▼▼▼

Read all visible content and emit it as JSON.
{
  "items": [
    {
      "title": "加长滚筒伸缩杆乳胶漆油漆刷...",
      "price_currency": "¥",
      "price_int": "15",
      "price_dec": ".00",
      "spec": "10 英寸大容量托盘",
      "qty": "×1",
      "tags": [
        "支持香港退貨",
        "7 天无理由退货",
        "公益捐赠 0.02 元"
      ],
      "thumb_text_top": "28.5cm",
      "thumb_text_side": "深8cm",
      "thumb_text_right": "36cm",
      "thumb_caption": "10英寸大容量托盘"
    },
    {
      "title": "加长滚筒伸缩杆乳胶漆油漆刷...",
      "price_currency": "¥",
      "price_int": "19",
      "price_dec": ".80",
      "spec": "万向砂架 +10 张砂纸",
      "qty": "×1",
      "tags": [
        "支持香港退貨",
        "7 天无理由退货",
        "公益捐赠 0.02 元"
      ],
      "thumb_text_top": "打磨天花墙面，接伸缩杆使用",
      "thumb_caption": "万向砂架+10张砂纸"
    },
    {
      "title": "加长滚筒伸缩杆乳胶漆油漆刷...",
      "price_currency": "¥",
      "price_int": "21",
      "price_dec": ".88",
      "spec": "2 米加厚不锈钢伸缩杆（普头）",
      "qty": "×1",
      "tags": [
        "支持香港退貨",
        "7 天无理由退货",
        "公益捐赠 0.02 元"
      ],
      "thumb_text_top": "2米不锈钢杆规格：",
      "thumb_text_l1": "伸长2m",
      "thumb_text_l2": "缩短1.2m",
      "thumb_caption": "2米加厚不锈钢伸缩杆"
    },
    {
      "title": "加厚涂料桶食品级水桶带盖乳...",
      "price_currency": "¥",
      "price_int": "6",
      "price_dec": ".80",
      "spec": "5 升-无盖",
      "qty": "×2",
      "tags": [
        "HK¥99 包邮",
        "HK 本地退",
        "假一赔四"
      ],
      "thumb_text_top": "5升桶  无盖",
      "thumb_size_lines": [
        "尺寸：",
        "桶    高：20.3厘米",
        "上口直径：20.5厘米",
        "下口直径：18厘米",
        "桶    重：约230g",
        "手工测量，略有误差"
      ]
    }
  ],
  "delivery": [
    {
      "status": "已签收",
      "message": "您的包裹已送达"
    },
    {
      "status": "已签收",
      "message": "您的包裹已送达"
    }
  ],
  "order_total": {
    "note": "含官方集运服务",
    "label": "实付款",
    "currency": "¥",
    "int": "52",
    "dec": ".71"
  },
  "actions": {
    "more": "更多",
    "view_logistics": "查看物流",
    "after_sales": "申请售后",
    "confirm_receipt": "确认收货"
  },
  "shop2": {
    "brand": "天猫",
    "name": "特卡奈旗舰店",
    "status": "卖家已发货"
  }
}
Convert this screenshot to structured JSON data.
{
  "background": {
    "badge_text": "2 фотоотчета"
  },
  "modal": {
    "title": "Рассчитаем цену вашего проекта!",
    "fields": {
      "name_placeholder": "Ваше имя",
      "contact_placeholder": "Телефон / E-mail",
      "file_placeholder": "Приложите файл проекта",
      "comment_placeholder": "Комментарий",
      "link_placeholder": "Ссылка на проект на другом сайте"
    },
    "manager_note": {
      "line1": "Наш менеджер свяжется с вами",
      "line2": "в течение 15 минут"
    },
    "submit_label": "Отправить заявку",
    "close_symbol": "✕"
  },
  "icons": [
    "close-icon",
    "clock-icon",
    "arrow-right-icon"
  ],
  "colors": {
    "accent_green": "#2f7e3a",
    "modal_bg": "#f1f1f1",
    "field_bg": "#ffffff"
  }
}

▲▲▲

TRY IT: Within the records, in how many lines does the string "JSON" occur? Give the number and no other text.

COMPLETED EXERCISE: 2